Back in Yemen, he played a key part in the bloodless coup of 5 November 1967 which toppled the Sallal regime and installed al-Iryani as head of the Presidential Council. He was then appointed, in the rank of Brigadier-General, Deputy Commander of the Armed Forces with responsibility for finance and administration. Meanwhile, with Iryani, he worked unceasingly to set up the government of ‘national reconciliation’ which in 1970 brought an effective end to the civil war.

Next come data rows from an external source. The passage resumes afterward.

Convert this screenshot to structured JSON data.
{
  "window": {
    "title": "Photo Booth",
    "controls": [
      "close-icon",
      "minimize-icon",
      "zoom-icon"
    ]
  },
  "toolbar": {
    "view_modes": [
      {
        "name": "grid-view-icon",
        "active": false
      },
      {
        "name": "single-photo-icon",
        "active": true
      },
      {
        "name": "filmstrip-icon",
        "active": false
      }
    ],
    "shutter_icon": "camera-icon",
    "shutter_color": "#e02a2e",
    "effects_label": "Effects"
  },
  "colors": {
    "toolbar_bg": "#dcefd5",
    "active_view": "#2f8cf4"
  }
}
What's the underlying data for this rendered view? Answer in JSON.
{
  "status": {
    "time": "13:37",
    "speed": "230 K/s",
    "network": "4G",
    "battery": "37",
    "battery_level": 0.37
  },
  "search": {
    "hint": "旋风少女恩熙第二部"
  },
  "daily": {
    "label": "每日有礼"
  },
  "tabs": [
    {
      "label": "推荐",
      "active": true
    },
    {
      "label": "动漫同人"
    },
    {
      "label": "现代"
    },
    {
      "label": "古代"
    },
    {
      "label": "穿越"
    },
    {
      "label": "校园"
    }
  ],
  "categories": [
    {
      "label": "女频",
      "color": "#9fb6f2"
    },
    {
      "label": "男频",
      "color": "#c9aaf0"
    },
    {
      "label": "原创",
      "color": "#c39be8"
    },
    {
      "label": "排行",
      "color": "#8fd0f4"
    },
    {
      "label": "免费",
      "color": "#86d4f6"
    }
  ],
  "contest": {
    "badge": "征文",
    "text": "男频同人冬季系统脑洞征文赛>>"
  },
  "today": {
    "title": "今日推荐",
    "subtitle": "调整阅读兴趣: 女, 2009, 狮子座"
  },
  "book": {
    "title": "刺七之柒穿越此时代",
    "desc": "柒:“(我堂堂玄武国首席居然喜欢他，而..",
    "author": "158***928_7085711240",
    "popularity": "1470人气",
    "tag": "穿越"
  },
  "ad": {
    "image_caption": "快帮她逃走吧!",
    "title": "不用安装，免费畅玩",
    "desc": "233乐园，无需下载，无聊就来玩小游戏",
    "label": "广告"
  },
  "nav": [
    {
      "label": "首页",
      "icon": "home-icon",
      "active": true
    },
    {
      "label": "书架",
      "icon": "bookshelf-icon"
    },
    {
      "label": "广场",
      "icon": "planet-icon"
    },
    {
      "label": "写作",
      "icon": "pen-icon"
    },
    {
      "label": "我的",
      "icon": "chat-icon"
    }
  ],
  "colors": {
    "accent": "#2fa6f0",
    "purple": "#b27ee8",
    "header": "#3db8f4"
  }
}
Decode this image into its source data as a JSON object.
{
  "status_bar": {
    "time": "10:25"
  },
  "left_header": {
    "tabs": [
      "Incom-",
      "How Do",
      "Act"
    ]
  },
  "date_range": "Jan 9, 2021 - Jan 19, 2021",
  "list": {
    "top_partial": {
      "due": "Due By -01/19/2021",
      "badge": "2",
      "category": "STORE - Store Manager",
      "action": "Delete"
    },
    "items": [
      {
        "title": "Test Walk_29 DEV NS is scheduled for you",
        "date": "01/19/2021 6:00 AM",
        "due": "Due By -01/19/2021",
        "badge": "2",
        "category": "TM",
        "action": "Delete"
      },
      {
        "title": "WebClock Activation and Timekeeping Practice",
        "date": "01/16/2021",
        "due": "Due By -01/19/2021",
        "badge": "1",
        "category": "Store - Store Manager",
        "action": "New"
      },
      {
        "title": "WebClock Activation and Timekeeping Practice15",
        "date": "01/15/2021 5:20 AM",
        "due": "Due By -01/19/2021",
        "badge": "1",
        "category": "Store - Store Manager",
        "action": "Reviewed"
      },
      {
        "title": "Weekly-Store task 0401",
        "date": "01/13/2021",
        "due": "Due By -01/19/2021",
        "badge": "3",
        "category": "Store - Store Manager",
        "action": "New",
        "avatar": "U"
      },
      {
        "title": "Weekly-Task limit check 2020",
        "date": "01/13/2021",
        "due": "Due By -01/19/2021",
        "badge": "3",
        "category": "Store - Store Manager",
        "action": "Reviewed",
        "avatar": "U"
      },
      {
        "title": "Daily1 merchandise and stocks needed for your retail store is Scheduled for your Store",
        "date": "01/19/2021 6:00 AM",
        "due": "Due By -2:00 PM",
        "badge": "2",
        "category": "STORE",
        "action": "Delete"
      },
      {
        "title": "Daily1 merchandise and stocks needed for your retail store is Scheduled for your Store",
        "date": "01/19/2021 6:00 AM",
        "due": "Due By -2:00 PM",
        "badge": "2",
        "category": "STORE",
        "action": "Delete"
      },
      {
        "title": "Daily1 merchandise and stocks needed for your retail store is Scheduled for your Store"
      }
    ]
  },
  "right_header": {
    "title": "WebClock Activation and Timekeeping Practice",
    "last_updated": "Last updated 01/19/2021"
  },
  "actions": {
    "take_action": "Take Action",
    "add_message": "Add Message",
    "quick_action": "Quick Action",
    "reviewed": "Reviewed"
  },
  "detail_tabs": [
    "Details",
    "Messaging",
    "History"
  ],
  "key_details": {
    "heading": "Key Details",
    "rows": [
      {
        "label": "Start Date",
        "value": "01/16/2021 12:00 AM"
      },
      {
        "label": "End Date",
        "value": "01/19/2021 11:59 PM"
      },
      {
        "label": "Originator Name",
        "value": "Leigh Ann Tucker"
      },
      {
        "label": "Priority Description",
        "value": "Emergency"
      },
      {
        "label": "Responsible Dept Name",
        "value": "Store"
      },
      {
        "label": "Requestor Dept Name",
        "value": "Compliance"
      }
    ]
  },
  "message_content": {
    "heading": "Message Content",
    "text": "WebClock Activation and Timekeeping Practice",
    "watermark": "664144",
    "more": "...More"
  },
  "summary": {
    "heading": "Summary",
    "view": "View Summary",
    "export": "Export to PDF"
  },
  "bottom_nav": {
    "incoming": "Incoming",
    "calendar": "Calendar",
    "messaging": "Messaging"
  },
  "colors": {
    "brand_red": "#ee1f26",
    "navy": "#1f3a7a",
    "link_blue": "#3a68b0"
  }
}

After a period in Cairo as ambassador, Yahya returned to Yemen following the June 1974 coup led by Ibrahim al-Hamdi. Appointed Minister of Interior, he banned detention without trial of political prisoners for more than 24 hours. In 1977 he served as ambassador in Washington and later in Paris. In 1985 he was made Governor of Ibb Province, and from 1993-1996 served once again as Minister of Interior. He worked hard to prevent the outbreak of civil war in 1994. The following year he was elected Assistant Secretary-General of the ruling General People’s Congress Party (GPC). Later, he was also appointed member of the Consultative Council, heading its political committee until his death.

Pragmatic and liberal in outlook, his personality and political skills won him widespread respect. Although a pillar of the ruling GPC, he maintained cordial relations with the Yemeni Socialist Party which had suffered severe setbacks in the mid-1990s. He is survived by his wife, the daughter of the eminent Zaydi scholar, Sayyid Muhammad al-Mansur, and two sons and one daughter. Another son, Ahmad, died in an accident last October.

A B D R Eagle